Some people allege union organizers aren't being upfront that they're trying to form a union of home child-care providers.
Service Employees International Union Local 284 Kids First, which represents southeastern Minnesota, in conjunction with the American Federation of State, County and Municipal Employees, are conducting a door-knocking campaign as a way to seek support from licensed family home child-care providers to establish the union.
When an organizer came to her house, Jackie Seifert, a Rochester child care provider, agreed to fill out contact information on a postcard to get more information about health insurance and preparing children for school. Never did the woman say that she was trying to form a union for day-care providers or that by signing that card that she was signifying her support, Seifert said.
Rochester day-care provider Jennifer Parrish has teamed up with Jackie Harrington, president of the Olmsted County Child Care Association Family Child Care Inc., to make sure providers are informed about the union campaign. Parrish and Harrington have collected several testimonials from providers who describe their encounters with union organizers and set up an email account so providers can send in their experiences and request help in getting their cards back, Parrish said.
"You have to understand licensed child-care providers are taking care of six to 10 children, and these representatives come at lunch time when they are busy or when parents are picking up kids so they sign for more information or sign to get rid of them because they have a prepared response for every reason you tell them no," Parrish said.
But Denise Welte, lead organizer with SEIU Kids First, takes issue with the allegation of misrepresentation.
"We are proud of who we are and who we represent," she said.
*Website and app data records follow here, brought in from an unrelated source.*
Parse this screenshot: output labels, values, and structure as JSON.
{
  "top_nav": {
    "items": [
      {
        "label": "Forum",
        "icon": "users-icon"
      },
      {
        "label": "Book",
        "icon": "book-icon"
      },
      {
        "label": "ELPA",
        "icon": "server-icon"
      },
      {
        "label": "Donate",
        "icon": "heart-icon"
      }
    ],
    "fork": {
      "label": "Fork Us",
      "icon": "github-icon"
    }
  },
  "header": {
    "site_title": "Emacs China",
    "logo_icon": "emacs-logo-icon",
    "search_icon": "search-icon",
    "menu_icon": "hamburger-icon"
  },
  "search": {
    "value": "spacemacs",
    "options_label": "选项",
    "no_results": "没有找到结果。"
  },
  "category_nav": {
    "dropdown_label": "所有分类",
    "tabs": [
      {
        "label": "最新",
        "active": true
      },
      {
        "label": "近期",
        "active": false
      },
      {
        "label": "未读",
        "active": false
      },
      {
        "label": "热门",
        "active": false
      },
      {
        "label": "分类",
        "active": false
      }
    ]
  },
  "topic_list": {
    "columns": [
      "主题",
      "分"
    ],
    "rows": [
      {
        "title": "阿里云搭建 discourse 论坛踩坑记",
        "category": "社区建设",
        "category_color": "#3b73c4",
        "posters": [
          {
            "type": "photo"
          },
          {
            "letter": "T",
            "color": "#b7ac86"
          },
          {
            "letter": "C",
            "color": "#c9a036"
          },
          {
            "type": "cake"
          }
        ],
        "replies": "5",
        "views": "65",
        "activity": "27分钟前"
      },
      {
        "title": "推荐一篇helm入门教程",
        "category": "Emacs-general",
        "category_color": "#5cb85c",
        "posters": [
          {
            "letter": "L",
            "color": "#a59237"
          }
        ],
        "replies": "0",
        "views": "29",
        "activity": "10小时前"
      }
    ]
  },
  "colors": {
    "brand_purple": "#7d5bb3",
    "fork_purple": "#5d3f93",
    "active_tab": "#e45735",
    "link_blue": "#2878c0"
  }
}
All of the union representatives wear a button that reads "SEIU Kids First, a strong voice in quality child care" as well as a photo ID when they are door knocking, Welte said. Plus the card that providers sign clearly states that yes, they support organizing with other providers, she said.